==== The data ====

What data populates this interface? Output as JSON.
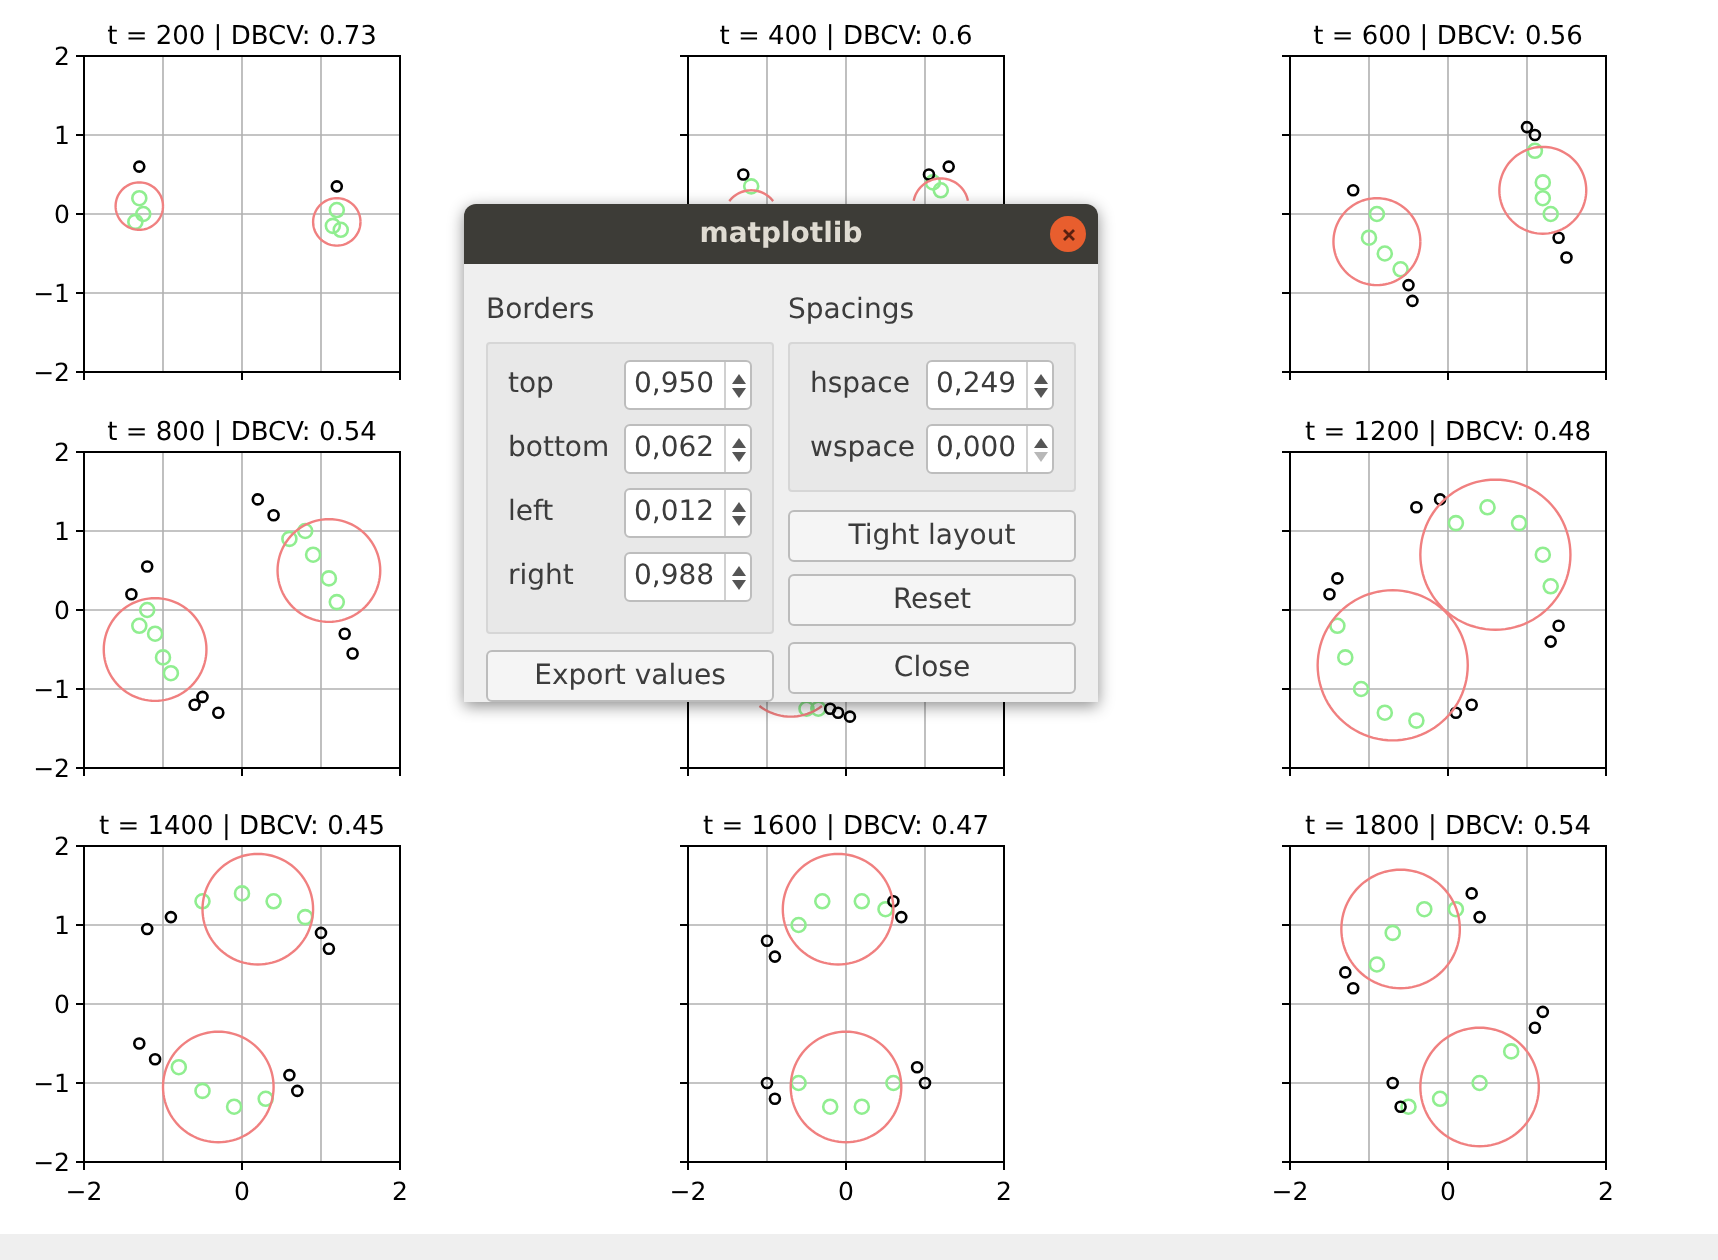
{
  "subplots": [
    {
      "chart_data": {
        "type": "scatter",
        "title": "t = 200 | DBCV: 0.73",
        "grid": true,
        "xlim": [
          -2,
          2
        ],
        "ylim": [
          -2,
          2
        ],
        "yticks": [
          {
            "value": -2,
            "label": "−2"
          },
          {
            "value": -1,
            "label": "−1"
          },
          {
            "value": 0,
            "label": "0"
          },
          {
            "value": 1,
            "label": "1"
          },
          {
            "value": 2,
            "label": "2"
          }
        ],
        "series": [
          {
            "color": "#90ee90",
            "x": [
              -1.3,
              -1.25,
              -1.35,
              1.2,
              1.15,
              1.25
            ],
            "values": [
              0.2,
              0.0,
              -0.1,
              0.05,
              -0.15,
              -0.2
            ]
          },
          {
            "color": "#000000",
            "x": [
              -1.3,
              1.2
            ],
            "values": [
              0.6,
              0.35
            ]
          }
        ]
      }
    },
    {
      "chart_data": {
        "type": "scatter",
        "title": "t = 400 | DBCV: 0.6",
        "grid": true,
        "xlim": [
          -2,
          2
        ],
        "ylim": [
          -2,
          2
        ],
        "series": [
          {
            "color": "#90ee90",
            "x": [
              1.1,
              1.2,
              -1.2
            ],
            "values": [
              0.4,
              0.3,
              0.35
            ]
          },
          {
            "color": "#000000",
            "x": [
              1.3,
              1.05,
              -1.3
            ],
            "values": [
              0.6,
              0.5,
              0.5
            ]
          }
        ]
      }
    },
    {
      "chart_data": {
        "type": "scatter",
        "title": "t = 600 | DBCV: 0.56",
        "grid": true,
        "xlim": [
          -2,
          2
        ],
        "ylim": [
          -2,
          2
        ],
        "series": [
          {
            "color": "#90ee90",
            "x": [
              -0.9,
              -1.0,
              -0.8,
              -0.6,
              1.1,
              1.2,
              1.3,
              1.2
            ],
            "values": [
              0.0,
              -0.3,
              -0.5,
              -0.7,
              0.8,
              0.4,
              0.0,
              0.2
            ]
          },
          {
            "color": "#000000",
            "x": [
              -1.2,
              -0.5,
              -0.45,
              1.0,
              1.1,
              1.4,
              1.5
            ],
            "values": [
              0.3,
              -0.9,
              -1.1,
              1.1,
              1.0,
              -0.3,
              -0.55
            ]
          }
        ]
      }
    },
    {
      "chart_data": {
        "type": "scatter",
        "title": "t = 800 | DBCV: 0.54",
        "grid": true,
        "xlim": [
          -2,
          2
        ],
        "ylim": [
          -2,
          2
        ],
        "yticks": [
          {
            "value": -2,
            "label": "−2"
          },
          {
            "value": -1,
            "label": "−1"
          },
          {
            "value": 0,
            "label": "0"
          },
          {
            "value": 1,
            "label": "1"
          },
          {
            "value": 2,
            "label": "2"
          }
        ],
        "series": [
          {
            "color": "#90ee90",
            "x": [
              -1.2,
              -1.1,
              -1.0,
              -0.9,
              0.6,
              0.9,
              1.1,
              1.2,
              -1.3,
              0.8
            ],
            "values": [
              0.0,
              -0.3,
              -0.6,
              -0.8,
              0.9,
              0.7,
              0.4,
              0.1,
              -0.2,
              1.0
            ]
          },
          {
            "color": "#000000",
            "x": [
              -1.4,
              -1.2,
              -0.6,
              -0.3,
              0.2,
              0.4,
              1.3,
              1.4,
              -0.5
            ],
            "values": [
              0.2,
              0.55,
              -1.2,
              -1.3,
              1.4,
              1.2,
              -0.3,
              -0.55,
              -1.1
            ]
          }
        ]
      }
    },
    {
      "chart_data": {
        "type": "scatter",
        "grid": true,
        "xlim": [
          -2,
          2
        ],
        "ylim": [
          -2,
          2
        ],
        "series": [
          {
            "color": "#90ee90",
            "x": [
              -0.5,
              -0.35
            ],
            "values": [
              -1.25,
              -1.25
            ]
          },
          {
            "color": "#000000",
            "x": [
              -0.1,
              0.05,
              -0.2
            ],
            "values": [
              -1.3,
              -1.35,
              -1.25
            ]
          }
        ]
      }
    },
    {
      "chart_data": {
        "type": "scatter",
        "title": "t = 1200 | DBCV: 0.48",
        "grid": true,
        "xlim": [
          -2,
          2
        ],
        "ylim": [
          -2,
          2
        ],
        "series": [
          {
            "color": "#90ee90",
            "x": [
              0.1,
              0.5,
              0.9,
              1.2,
              1.3,
              -1.3,
              -1.1,
              -0.8,
              -0.4,
              -1.4
            ],
            "values": [
              1.1,
              1.3,
              1.1,
              0.7,
              0.3,
              -0.6,
              -1.0,
              -1.3,
              -1.4,
              -0.2
            ]
          },
          {
            "color": "#000000",
            "x": [
              -0.4,
              -0.1,
              1.4,
              1.3,
              -1.5,
              -1.4,
              0.1,
              0.3
            ],
            "values": [
              1.3,
              1.4,
              -0.2,
              -0.4,
              0.2,
              0.4,
              -1.3,
              -1.2
            ]
          }
        ]
      }
    },
    {
      "chart_data": {
        "type": "scatter",
        "title": "t = 1400 | DBCV: 0.45",
        "grid": true,
        "xlim": [
          -2,
          2
        ],
        "ylim": [
          -2,
          2
        ],
        "xticks": [
          {
            "value": -2,
            "label": "−2"
          },
          {
            "value": 0,
            "label": "0"
          },
          {
            "value": 2,
            "label": "2"
          }
        ],
        "yticks": [
          {
            "value": -2,
            "label": "−2"
          },
          {
            "value": -1,
            "label": "−1"
          },
          {
            "value": 0,
            "label": "0"
          },
          {
            "value": 1,
            "label": "1"
          },
          {
            "value": 2,
            "label": "2"
          }
        ],
        "series": [
          {
            "color": "#90ee90",
            "x": [
              -0.5,
              0.0,
              0.4,
              0.8,
              -0.8,
              -0.5,
              -0.1,
              0.3
            ],
            "values": [
              1.3,
              1.4,
              1.3,
              1.1,
              -0.8,
              -1.1,
              -1.3,
              -1.2
            ]
          },
          {
            "color": "#000000",
            "x": [
              -1.2,
              -0.9,
              1.0,
              1.1,
              -1.3,
              -1.1,
              0.6,
              0.7
            ],
            "values": [
              0.95,
              1.1,
              0.9,
              0.7,
              -0.5,
              -0.7,
              -0.9,
              -1.1
            ]
          }
        ]
      }
    },
    {
      "chart_data": {
        "type": "scatter",
        "title": "t = 1600 | DBCV: 0.47",
        "grid": true,
        "xlim": [
          -2,
          2
        ],
        "ylim": [
          -2,
          2
        ],
        "xticks": [
          {
            "value": -2,
            "label": "−2"
          },
          {
            "value": 0,
            "label": "0"
          },
          {
            "value": 2,
            "label": "2"
          }
        ],
        "series": [
          {
            "color": "#90ee90",
            "x": [
              -0.6,
              -0.3,
              0.2,
              0.5,
              -0.6,
              -0.2,
              0.2,
              0.6
            ],
            "values": [
              1.0,
              1.3,
              1.3,
              1.2,
              -1.0,
              -1.3,
              -1.3,
              -1.0
            ]
          },
          {
            "color": "#000000",
            "x": [
              -1.0,
              -0.9,
              0.6,
              0.7,
              -1.0,
              -0.9,
              0.9,
              1.0
            ],
            "values": [
              0.8,
              0.6,
              1.3,
              1.1,
              -1.0,
              -1.2,
              -0.8,
              -1.0
            ]
          }
        ]
      }
    },
    {
      "chart_data": {
        "type": "scatter",
        "title": "t = 1800 | DBCV: 0.54",
        "grid": true,
        "xlim": [
          -2,
          2
        ],
        "ylim": [
          -2,
          2
        ],
        "xticks": [
          {
            "value": -2,
            "label": "−2"
          },
          {
            "value": 0,
            "label": "0"
          },
          {
            "value": 2,
            "label": "2"
          }
        ],
        "series": [
          {
            "color": "#90ee90",
            "x": [
              -0.9,
              -0.7,
              -0.3,
              0.1,
              -0.5,
              -0.1,
              0.4,
              0.8
            ],
            "values": [
              0.5,
              0.9,
              1.2,
              1.2,
              -1.3,
              -1.2,
              -1.0,
              -0.6
            ]
          },
          {
            "color": "#000000",
            "x": [
              -1.2,
              -1.3,
              0.3,
              0.4,
              -0.7,
              -0.6,
              1.1,
              1.2
            ],
            "values": [
              0.2,
              0.4,
              1.4,
              1.1,
              -1.0,
              -1.3,
              -0.3,
              -0.1
            ]
          }
        ]
      }
    }
  ],
  "dialog": {
    "title": "matplotlib",
    "borders": {
      "label": "Borders",
      "fields": [
        {
          "label": "top",
          "value": "0,950",
          "down_disabled": false
        },
        {
          "label": "bottom",
          "value": "0,062",
          "down_disabled": false
        },
        {
          "label": "left",
          "value": "0,012",
          "down_disabled": false
        },
        {
          "label": "right",
          "value": "0,988",
          "down_disabled": false
        }
      ]
    },
    "spacings": {
      "label": "Spacings",
      "fields": [
        {
          "label": "hspace",
          "value": "0,249",
          "down_disabled": false
        },
        {
          "label": "wspace",
          "value": "0,000",
          "down_disabled": true
        }
      ]
    },
    "side_buttons": [
      "Tight layout",
      "Reset"
    ],
    "bottom_buttons": [
      "Export values",
      "Close"
    ]
  }
}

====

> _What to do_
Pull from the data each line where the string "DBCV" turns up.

> _Result for this task_
        "title": "t = 200 | DBCV: 0.73",
        "title": "t = 400 | DBCV: 0.6",
        "title": "t = 600 | DBCV: 0.56",
        "title": "t = 800 | DBCV: 0.54",
        "title": "t = 1200 | DBCV: 0.48",
        "title": "t = 1400 | DBCV: 0.45",
        "title": "t = 1600 | DBCV: 0.47",
        "title": "t = 1800 | DBCV: 0.54",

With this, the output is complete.